## Data records

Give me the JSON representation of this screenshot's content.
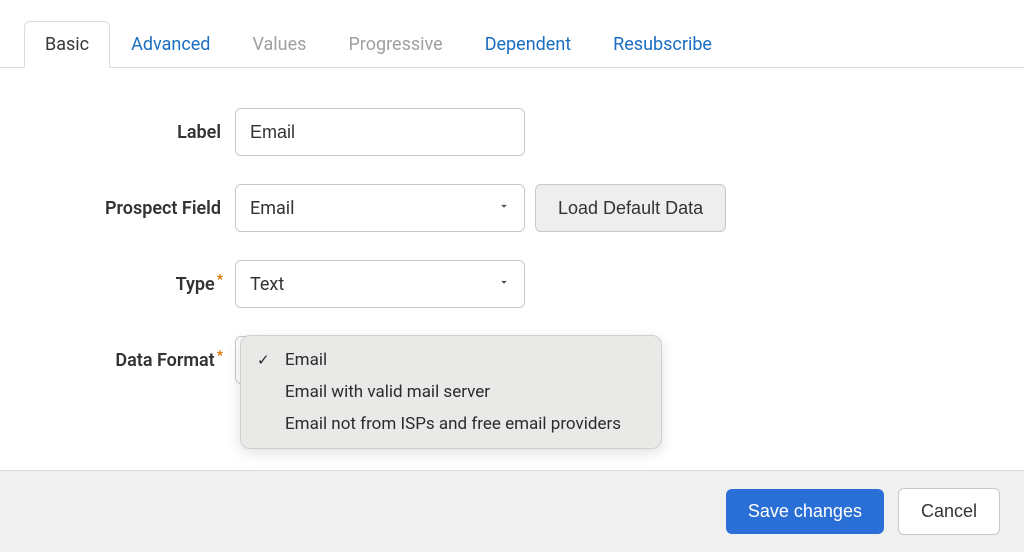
{
  "tabs": {
    "basic": "Basic",
    "advanced": "Advanced",
    "values": "Values",
    "progressive": "Progressive",
    "dependent": "Dependent",
    "resubscribe": "Resubscribe"
  },
  "form": {
    "label": {
      "text": "Label",
      "value": "Email"
    },
    "prospect_field": {
      "text": "Prospect Field",
      "value": "Email",
      "button": "Load Default Data"
    },
    "type": {
      "text": "Type",
      "value": "Text"
    },
    "data_format": {
      "text": "Data Format",
      "options": [
        "Email",
        "Email with valid mail server",
        "Email not from ISPs and free email providers"
      ],
      "selected_index": 0
    }
  },
  "footer": {
    "save": "Save changes",
    "cancel": "Cancel"
  }
}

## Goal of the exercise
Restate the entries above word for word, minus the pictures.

## Task solution
Give me the JSON representation of this screenshot's content.
{
  "tabs": {
    "basic": "Basic",
    "advanced": "Advanced",
    "values": "Values",
    "progressive": "Progressive",
    "dependent": "Dependent",
    "resubscribe": "Resubscribe"
  },
  "form": {
    "label": {
      "text": "Label",
      "value": "Email"
    },
    "prospect_field": {
      "text": "Prospect Field",
      "value": "Email",
      "button": "Load Default Data"
    },
    "type": {
      "text": "Type",
      "value": "Text"
    },
    "data_format": {
      "text": "Data Format",
      "options": [
        "Email",
        "Email with valid mail server",
        "Email not from ISPs and free email providers"
      ],
      "selected_index": 0
    }
  },
  "footer": {
    "save": "Save changes",
    "cancel": "Cancel"
  }
}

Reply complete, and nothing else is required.